### TASK STATEMENT
Where the word "rules" occurs in a line of the listing, please copy the line.

### STORED DATA
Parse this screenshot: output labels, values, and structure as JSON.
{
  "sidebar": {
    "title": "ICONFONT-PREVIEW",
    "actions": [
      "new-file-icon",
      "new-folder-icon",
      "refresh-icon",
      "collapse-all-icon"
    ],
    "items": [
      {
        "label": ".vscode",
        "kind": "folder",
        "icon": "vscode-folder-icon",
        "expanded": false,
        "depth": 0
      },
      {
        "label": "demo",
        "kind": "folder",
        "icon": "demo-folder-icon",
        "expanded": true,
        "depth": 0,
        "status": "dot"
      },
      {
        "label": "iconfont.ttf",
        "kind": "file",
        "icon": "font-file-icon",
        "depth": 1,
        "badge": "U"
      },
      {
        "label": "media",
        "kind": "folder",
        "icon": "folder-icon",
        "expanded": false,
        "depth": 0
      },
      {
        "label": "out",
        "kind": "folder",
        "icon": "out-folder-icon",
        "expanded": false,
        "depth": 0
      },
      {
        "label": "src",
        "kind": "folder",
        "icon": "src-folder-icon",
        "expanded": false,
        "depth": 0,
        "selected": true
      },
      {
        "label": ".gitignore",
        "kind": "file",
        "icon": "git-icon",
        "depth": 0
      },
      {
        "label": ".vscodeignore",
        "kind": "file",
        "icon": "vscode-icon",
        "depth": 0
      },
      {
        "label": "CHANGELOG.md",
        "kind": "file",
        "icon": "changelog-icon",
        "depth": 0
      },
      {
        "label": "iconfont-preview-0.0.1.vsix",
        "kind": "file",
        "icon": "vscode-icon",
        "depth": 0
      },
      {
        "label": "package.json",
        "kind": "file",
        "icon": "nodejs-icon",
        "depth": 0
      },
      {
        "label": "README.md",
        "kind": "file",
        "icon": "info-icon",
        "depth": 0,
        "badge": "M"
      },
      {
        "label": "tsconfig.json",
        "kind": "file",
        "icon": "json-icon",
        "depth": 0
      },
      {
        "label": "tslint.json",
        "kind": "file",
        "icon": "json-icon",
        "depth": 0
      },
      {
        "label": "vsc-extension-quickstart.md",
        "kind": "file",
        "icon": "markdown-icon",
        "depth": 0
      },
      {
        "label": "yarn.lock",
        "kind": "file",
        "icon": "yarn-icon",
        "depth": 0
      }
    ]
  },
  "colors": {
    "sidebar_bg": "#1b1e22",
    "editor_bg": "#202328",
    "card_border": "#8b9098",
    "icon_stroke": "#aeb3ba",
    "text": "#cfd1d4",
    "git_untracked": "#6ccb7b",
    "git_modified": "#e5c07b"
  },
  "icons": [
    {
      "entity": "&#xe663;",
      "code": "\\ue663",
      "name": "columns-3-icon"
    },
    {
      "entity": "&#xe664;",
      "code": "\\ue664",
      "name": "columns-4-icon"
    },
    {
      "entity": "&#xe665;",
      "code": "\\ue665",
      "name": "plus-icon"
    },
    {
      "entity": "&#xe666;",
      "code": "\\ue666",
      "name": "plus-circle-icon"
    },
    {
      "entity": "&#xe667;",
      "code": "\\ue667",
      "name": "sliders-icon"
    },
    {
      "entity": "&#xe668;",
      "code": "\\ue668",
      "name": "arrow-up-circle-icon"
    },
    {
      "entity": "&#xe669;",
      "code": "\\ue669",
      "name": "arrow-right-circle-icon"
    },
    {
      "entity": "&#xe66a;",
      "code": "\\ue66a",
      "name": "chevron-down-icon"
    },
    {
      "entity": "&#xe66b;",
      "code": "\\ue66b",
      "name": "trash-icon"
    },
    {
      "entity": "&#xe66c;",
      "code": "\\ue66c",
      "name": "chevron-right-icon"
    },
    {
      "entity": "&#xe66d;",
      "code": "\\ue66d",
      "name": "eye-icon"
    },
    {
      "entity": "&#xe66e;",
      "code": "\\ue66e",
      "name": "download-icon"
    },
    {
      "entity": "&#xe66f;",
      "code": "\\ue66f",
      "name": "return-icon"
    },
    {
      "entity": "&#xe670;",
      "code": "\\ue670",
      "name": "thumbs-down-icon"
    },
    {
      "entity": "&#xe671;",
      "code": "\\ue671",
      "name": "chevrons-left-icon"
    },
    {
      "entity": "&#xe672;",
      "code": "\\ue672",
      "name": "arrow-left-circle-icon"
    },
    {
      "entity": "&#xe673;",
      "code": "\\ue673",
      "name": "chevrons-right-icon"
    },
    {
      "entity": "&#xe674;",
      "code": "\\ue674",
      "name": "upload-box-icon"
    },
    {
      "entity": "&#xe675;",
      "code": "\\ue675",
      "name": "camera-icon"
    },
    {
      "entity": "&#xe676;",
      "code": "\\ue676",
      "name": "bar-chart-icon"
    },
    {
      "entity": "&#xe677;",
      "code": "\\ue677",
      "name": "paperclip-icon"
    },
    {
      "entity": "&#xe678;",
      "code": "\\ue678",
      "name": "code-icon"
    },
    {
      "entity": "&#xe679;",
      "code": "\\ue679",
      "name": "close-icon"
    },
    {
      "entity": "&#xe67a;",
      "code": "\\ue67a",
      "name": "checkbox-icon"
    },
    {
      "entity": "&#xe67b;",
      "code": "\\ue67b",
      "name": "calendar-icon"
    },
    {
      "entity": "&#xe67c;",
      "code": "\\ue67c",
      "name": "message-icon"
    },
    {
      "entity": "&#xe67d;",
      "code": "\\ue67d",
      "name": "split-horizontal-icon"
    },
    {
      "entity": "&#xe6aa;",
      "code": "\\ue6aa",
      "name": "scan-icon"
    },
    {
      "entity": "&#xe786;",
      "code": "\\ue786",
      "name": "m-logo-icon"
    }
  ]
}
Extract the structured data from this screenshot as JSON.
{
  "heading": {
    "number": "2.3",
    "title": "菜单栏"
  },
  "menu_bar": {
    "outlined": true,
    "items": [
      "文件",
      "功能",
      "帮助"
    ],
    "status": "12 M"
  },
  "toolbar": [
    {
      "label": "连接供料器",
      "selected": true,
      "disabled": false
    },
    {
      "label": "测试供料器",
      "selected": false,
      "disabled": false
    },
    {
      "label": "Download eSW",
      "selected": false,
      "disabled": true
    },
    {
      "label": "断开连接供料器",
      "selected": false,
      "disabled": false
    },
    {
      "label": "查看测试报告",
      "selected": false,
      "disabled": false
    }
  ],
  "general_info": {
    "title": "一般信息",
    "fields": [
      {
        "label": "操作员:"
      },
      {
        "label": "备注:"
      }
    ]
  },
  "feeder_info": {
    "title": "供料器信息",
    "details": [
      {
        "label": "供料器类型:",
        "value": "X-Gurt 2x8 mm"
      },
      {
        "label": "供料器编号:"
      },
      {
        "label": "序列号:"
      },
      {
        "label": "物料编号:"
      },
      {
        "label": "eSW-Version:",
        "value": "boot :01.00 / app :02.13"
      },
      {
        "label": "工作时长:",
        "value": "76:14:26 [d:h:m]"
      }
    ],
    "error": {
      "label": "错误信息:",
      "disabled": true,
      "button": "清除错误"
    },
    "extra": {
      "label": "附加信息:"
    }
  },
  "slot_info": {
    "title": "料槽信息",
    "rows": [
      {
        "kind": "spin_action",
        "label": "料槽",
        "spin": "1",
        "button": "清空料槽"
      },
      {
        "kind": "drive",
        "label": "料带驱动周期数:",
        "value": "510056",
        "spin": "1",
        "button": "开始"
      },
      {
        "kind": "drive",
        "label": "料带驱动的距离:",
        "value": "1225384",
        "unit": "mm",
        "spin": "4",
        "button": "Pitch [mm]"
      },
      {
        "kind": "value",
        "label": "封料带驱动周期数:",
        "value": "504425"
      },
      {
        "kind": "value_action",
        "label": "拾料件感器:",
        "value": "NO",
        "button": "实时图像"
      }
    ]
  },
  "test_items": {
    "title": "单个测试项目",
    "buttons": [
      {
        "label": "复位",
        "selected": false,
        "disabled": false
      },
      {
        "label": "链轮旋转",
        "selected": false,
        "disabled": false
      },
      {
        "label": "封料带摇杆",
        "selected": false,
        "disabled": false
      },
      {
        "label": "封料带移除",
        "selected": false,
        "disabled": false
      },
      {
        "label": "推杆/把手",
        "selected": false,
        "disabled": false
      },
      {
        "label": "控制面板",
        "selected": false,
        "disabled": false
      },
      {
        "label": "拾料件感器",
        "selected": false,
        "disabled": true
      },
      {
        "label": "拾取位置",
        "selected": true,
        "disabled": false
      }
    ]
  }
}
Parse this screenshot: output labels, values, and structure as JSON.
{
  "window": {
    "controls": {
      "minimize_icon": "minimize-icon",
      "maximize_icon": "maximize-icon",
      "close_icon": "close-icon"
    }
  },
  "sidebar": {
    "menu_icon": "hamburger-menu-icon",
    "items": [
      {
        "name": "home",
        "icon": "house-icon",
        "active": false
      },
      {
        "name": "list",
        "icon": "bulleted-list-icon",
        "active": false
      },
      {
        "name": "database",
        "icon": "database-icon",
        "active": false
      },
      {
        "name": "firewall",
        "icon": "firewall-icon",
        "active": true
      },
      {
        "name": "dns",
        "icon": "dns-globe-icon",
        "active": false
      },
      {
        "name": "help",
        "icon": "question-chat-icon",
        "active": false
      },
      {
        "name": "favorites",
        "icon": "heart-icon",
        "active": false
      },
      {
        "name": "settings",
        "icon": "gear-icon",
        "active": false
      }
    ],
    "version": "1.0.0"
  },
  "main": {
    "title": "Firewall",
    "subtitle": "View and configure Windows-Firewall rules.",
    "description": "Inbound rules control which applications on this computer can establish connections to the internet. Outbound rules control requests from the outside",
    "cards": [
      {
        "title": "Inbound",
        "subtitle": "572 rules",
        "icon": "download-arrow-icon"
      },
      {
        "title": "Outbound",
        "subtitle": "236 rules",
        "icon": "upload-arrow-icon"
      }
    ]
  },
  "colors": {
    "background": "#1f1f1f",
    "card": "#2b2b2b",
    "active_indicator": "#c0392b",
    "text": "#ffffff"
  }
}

### EXERCISE RESPONSE
    "subtitle": "View and configure Windows-Firewall rules.",
    "description": "Inbound rules control which applications on this computer can establish connections to the internet. Outbound rules control requests from the outside",
        "subtitle": "572 rules",
        "subtitle": "236 rules",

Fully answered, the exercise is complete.